  Some judicious and feeling remarks made in the preface to this selection chime with hopes we meant to express.

  We cannot but hope that some effort will be made on our side the water in behalf of the widow and children of Hood. It is known that they are left without any provision, except the hundred pounds which has been given them by Sir Robert Peel. A subscription is now on foot in England for the purpose of such aid. ’T is pity that such aid is not more frequently rendered to men of genius in their lifetime, when it might reanimate their sinking spirits and set them free in mind and time to benefit the world. ’T is pity; but so it is, the sluggish sensibilities of most mortals seem to require the stroke of Death to wake them to a tender reverence for merit.

“Thou takest not away—O, Death;
Thou strikest,—Absence perisheth;
Indifference is no more.”

Yes! the highest eyes will weep the loss, the dullest eyes perceive the beauty and goodness of those dead whom they were never weary of carping and caviling at, or slighting, when alive and near them. It is no longer “Why has he not this or that?”—but “How much he had to delight and to bless his fellow men—what great merits to atone for trifling faults!” This late justice avails somewhat, at least to those who render it,—nay, more: if departed spirits still, as so many of us hope and believe, look back with interest into the valley from which they have ascended, it must give them pleasure, and most of all when it takes the form of benefit to those who were in life the dearest objects of their love. And, in the present disjointed state of the world, it is so rarely the case that a man of genius can do much for his earthly children, that the world, to whom he has freely given up his spiritual children, should adopt the others too. The children of the man of genius should know little of the sufferings of orphanage.

  This Country, which takes so freely of the product of English minds, should, at least, pay interest on this rich capital. It is vain to say they take our books too; of course the advantage is at present all on our side, and must long be so. We would earnestly wish that in cases where we have received much mental, and the publishers much pecuniary, profit from an author, some tribute, if not his due, should be rendered back. The publisher who took the benefit in another State of Goethe’s great work at least sent him a present, though it was only a service of China. Kings send medals and ribbons for what has delighted them; a great Republic, utilitarian in all its ways, might, with a good grace, express its thanks in gold fresh minted with her own device. But, so far as we know, when English authors have received any benefit from the publication of their works here, it has been through the interposition of some private friend, as in the cases of Tennyson and Carlyle. The latter was able to buy “a little horse, named Yankee,” on which he could pace forth on sunny spring days, and shake off the bilious fits with which hot indignations against the falses of a false Modern Europe, and the constant preparation of spices for his writing, had darkened his originally so clear and bright spirit. Tennyson received a very small sum, but he took it, as our old friend Belisarius did his obolum—for not even the most ethereal are able to dispense with bread and water in this world, which is quite sure they have too much native inspiration to need its rich and ruddy wines.

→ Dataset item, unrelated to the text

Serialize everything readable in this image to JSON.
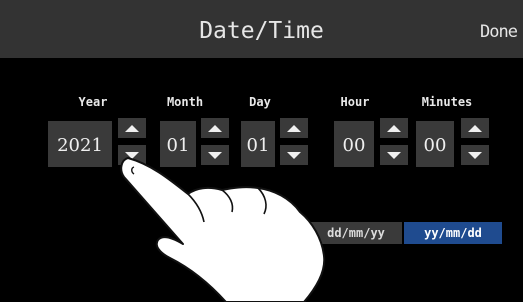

  It has been suggested that Hood’s Works, or a good selection from them, or perhaps his Poems only, should be published by subscription and the profits sent the widow and orphans. It would make us proud and happy to see our people do themselves that honor. Our Publishers, too, have a richer field before them than ever Publishers had before, since they are furnished with the products of two countries, paying only for one and getting those of the other almost for nothing for the same reason. We wish some of them, who feel that they can afford to act nobly, would take the lead in this act of kindness and justice.*

“Thomas Hood.” New-York Daily Tribune, 9 August 1845, p. 1.